**Action item:**
Each entry below should appear again exactly as written, without pictures.

Dataset rows for apps and sites

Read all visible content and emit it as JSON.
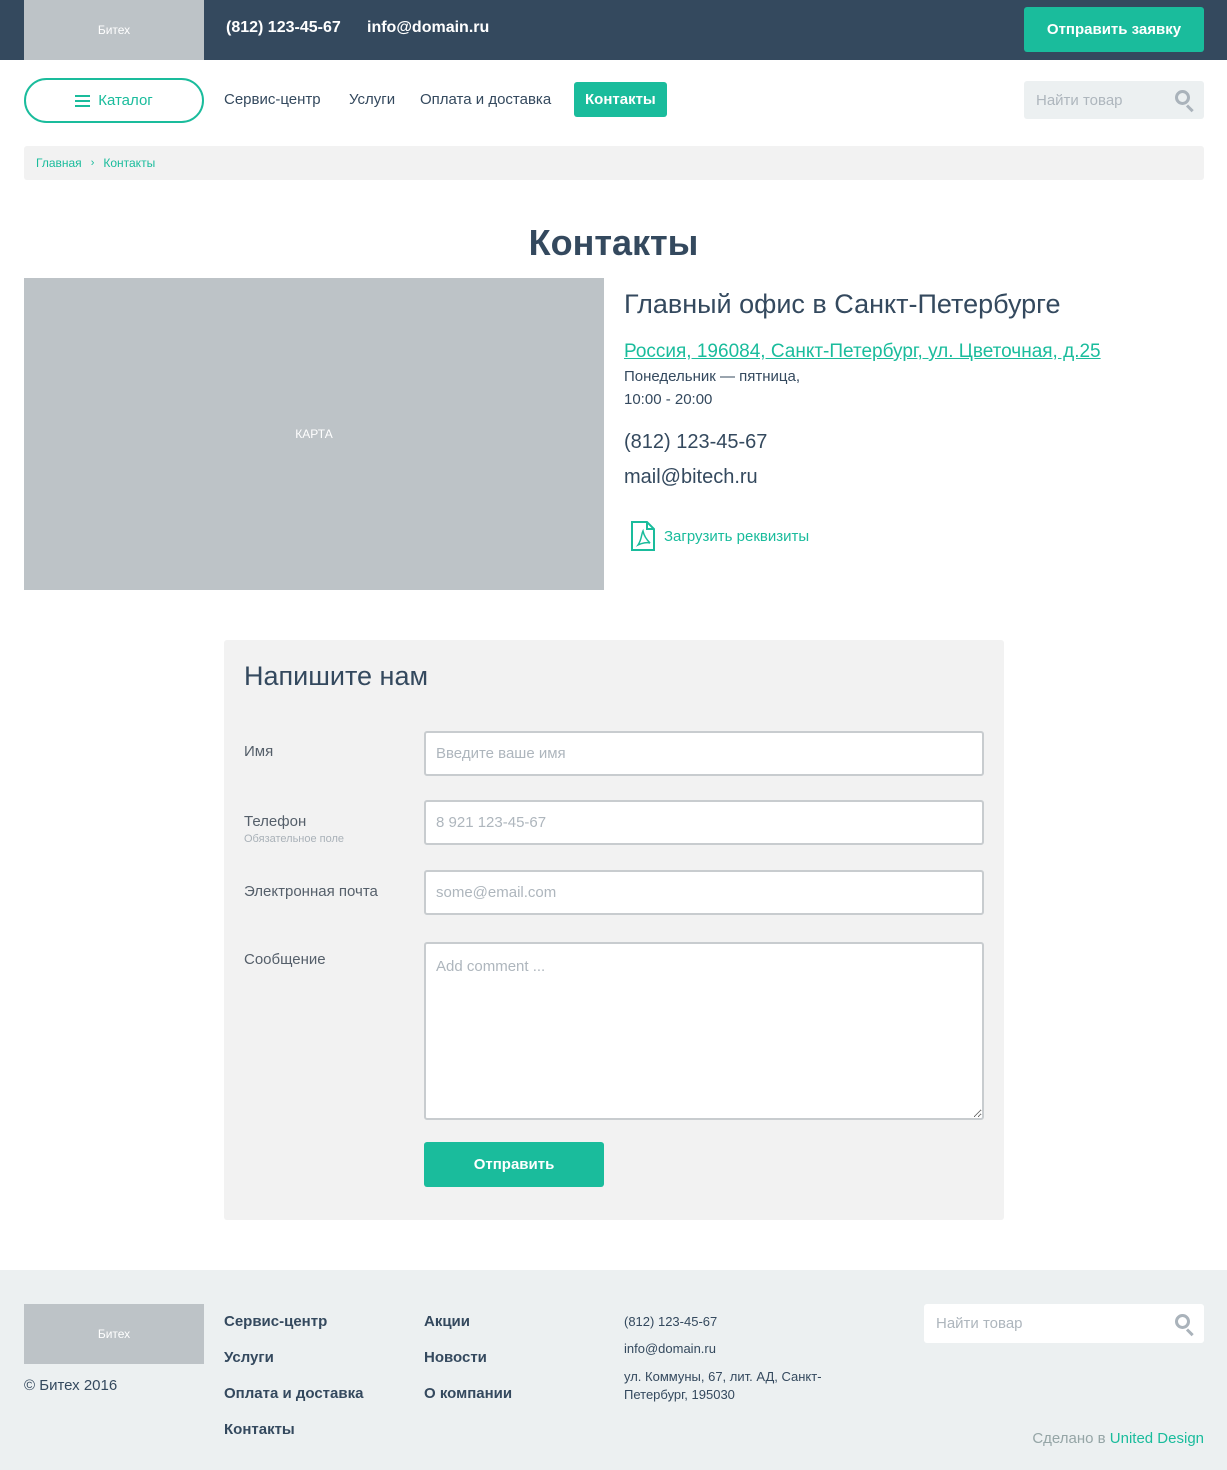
{
  "header": {
    "logo_text": "Битех",
    "phone": "(812) 123-45-67",
    "email": "info@domain.ru",
    "request_button": "Отправить заявку"
  },
  "nav": {
    "catalog_label": "Каталог",
    "items": [
      "Сервис-центр",
      "Услуги",
      "Оплата и доставка"
    ],
    "active_item": "Контакты",
    "search_placeholder": "Найти товар"
  },
  "breadcrumb": {
    "home": "Главная",
    "separator": "›",
    "current": "Контакты"
  },
  "page_title": "Контакты",
  "map_label": "КАРТА",
  "office": {
    "title": "Главный офис в Санкт-Петербурге",
    "address": "Россия, 196084, Санкт-Петербург, ул. Цветочная, д.25",
    "days": "Понедельник — пятница,",
    "hours": "10:00 - 20:00",
    "phone": "(812) 123-45-67",
    "email": "mail@bitech.ru",
    "download_label": "Загрузить реквизиты"
  },
  "form": {
    "title": "Напишите нам",
    "name_label": "Имя",
    "name_placeholder": "Введите ваше имя",
    "phone_label": "Телефон",
    "phone_hint": "Обязательное поле",
    "phone_placeholder": "8 921 123-45-67",
    "email_label": "Электронная почта",
    "email_placeholder": "some@email.com",
    "message_label": "Сообщение",
    "message_placeholder": "Add comment ...",
    "submit_label": "Отправить"
  },
  "footer": {
    "logo_text": "Битех",
    "copyright": "© Битех 2016",
    "col1": [
      "Сервис-центр",
      "Услуги",
      "Оплата и доставка",
      "Контакты"
    ],
    "col2": [
      "Акции",
      "Новости",
      "О компании"
    ],
    "phone": "(812) 123-45-67",
    "email": "info@domain.ru",
    "address": "ул. Коммуны, 67, лит. АД, Санкт-Петербург, 195030",
    "search_placeholder": "Найти товар",
    "made_by_prefix": "Сделано в",
    "made_by_link": "United Design"
  },
  "colors": {
    "accent": "#1abc9c",
    "dark": "#34495e",
    "placeholder_gray": "#bdc3c7"
  }
}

**Exercise answer:**
Read all visible content and emit it as JSON.
{
  "header": {
    "logo_text": "Битех",
    "phone": "(812) 123-45-67",
    "email": "info@domain.ru",
    "request_button": "Отправить заявку"
  },
  "nav": {
    "catalog_label": "Каталог",
    "items": [
      "Сервис-центр",
      "Услуги",
      "Оплата и доставка"
    ],
    "active_item": "Контакты",
    "search_placeholder": "Найти товар"
  },
  "breadcrumb": {
    "home": "Главная",
    "separator": "›",
    "current": "Контакты"
  },
  "page_title": "Контакты",
  "map_label": "КАРТА",
  "office": {
    "title": "Главный офис в Санкт-Петербурге",
    "address": "Россия, 196084, Санкт-Петербург, ул. Цветочная, д.25",
    "days": "Понедельник — пятница,",
    "hours": "10:00 - 20:00",
    "phone": "(812) 123-45-67",
    "email": "mail@bitech.ru",
    "download_label": "Загрузить реквизиты"
  },
  "form": {
    "title": "Напишите нам",
    "name_label": "Имя",
    "name_placeholder": "Введите ваше имя",
    "phone_label": "Телефон",
    "phone_hint": "Обязательное поле",
    "phone_placeholder": "8 921 123-45-67",
    "email_label": "Электронная почта",
    "email_placeholder": "some@email.com",
    "message_label": "Сообщение",
    "message_placeholder": "Add comment ...",
    "submit_label": "Отправить"
  },
  "footer": {
    "logo_text": "Битех",
    "copyright": "© Битех 2016",
    "col1": [
      "Сервис-центр",
      "Услуги",
      "Оплата и доставка",
      "Контакты"
    ],
    "col2": [
      "Акции",
      "Новости",
      "О компании"
    ],
    "phone": "(812) 123-45-67",
    "email": "info@domain.ru",
    "address": "ул. Коммуны, 67, лит. АД, Санкт-Петербург, 195030",
    "search_placeholder": "Найти товар",
    "made_by_prefix": "Сделано в",
    "made_by_link": "United Design"
  },
  "colors": {
    "accent": "#1abc9c",
    "dark": "#34495e",
    "placeholder_gray": "#bdc3c7"
  }
}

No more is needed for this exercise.